After finding the building (which actually would have been quite a far walk), we discover that all the doors downstairs are locked unless you have a keycard, and the room service people who would normally be able to let me in are not there. So the security guy talks to these people who work at a small restaurant downstairs that is just opening, and they let me in through their back door, which leads into the building.
So finally, I arrive upstairs, and the key, as my host has told me, is hidden on top of the door frame. The place is a small classroom with a digital piano, a TV with one channel in Thai, and a large whiteboard, on which my host has left me a diagram of where things are (like the food court, 7-11, internet cafe, etc.). It's significantly nicer and bigger than my host made it out to be, as from his description, I was expecting a shoebox of questionable sanitation.
I slept until around 3 in the afternoon, and came downstairs to see if I could do laundry, since my Songkran-drenched clothes were not smelling so great. The laundry room was closed because of the holiday, so I just got some food and went upstairs to see if I could find a way to do it by hand.
There wasn't anything to clog the sink with, so I just washed the bowl I used to eat from and used it for my laundry. This is the color of the water that I could wring out of my clothes:
And my shirt is still yellowish where the face paint stuff dripped. My host in Chiang Mai says she couldn't get it out either. I think I'm going to try using some seltzer water, and we'll see what happens.
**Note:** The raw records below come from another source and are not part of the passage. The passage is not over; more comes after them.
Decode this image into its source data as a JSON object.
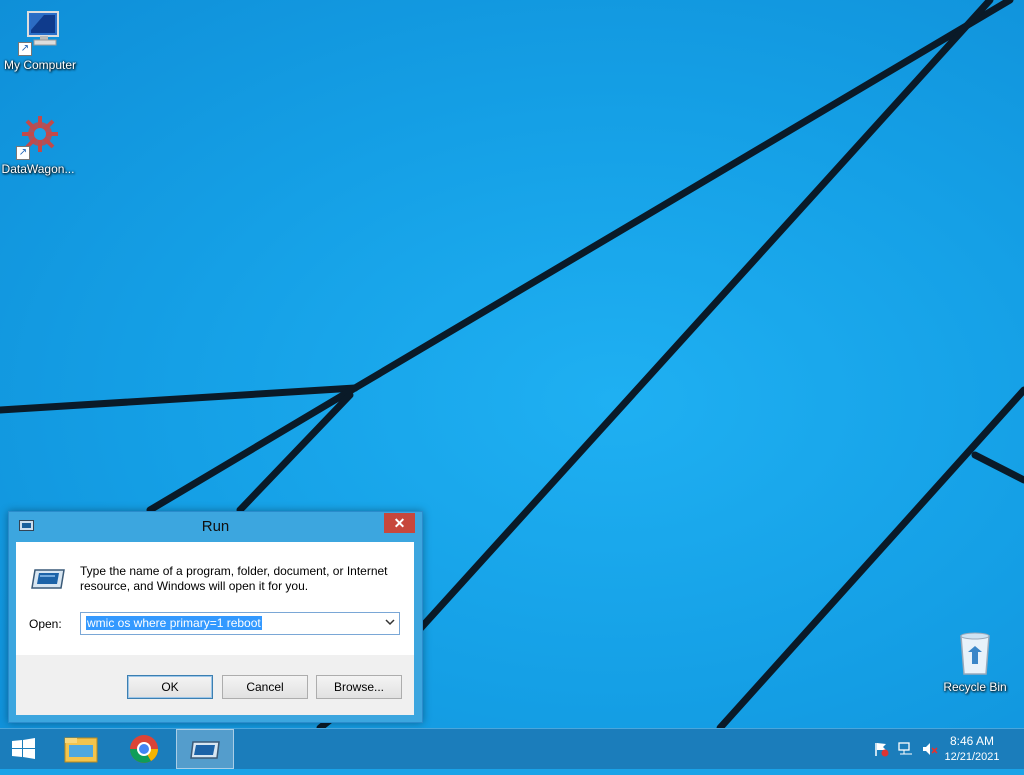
{
  "desktop": {
    "icons": [
      {
        "label": "My Computer",
        "icon": "computer-icon"
      },
      {
        "label": "DataWagon...",
        "icon": "datawagon-gear-icon"
      },
      {
        "label": "Recycle Bin",
        "icon": "recycle-bin-icon"
      }
    ]
  },
  "run_dialog": {
    "title": "Run",
    "close_label": "✕",
    "description": "Type the name of a program, folder, document, or Internet resource, and Windows will open it for you.",
    "open_label": "Open:",
    "command_value": "wmic os where primary=1 reboot",
    "buttons": {
      "ok": "OK",
      "cancel": "Cancel",
      "browse": "Browse..."
    }
  },
  "taskbar": {
    "apps": [
      "start-icon",
      "file-explorer-icon",
      "chrome-icon",
      "run-icon"
    ],
    "tray_icons": [
      "action-center-flag-icon",
      "network-icon",
      "volume-muted-icon"
    ],
    "clock": {
      "time": "8:46 AM",
      "date": "12/21/2021"
    }
  },
  "colors": {
    "desktop": "#1aa3e8",
    "taskbar": "#1b7dbb",
    "close": "#c7473c",
    "selection": "#3399ff"
  }
}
Tomorrow is the ceremony of my friend's friend becoming a monk, so assuming it isn't disrespectful to take pictures, there should be an interesting post up tomorrow. Unless it ends really late and the internet cafe is closed by then. In which case it will be the day after tomorrow. I also need to figure out my Cambodia visa, because I stupidly did not start the e-visa application while I was in Chiang Mai, so I think I need to go to the embassy here in Bangkok to make sure I get it on time. According to an online forum, I should be able to get it in 30 minutes. We'll see.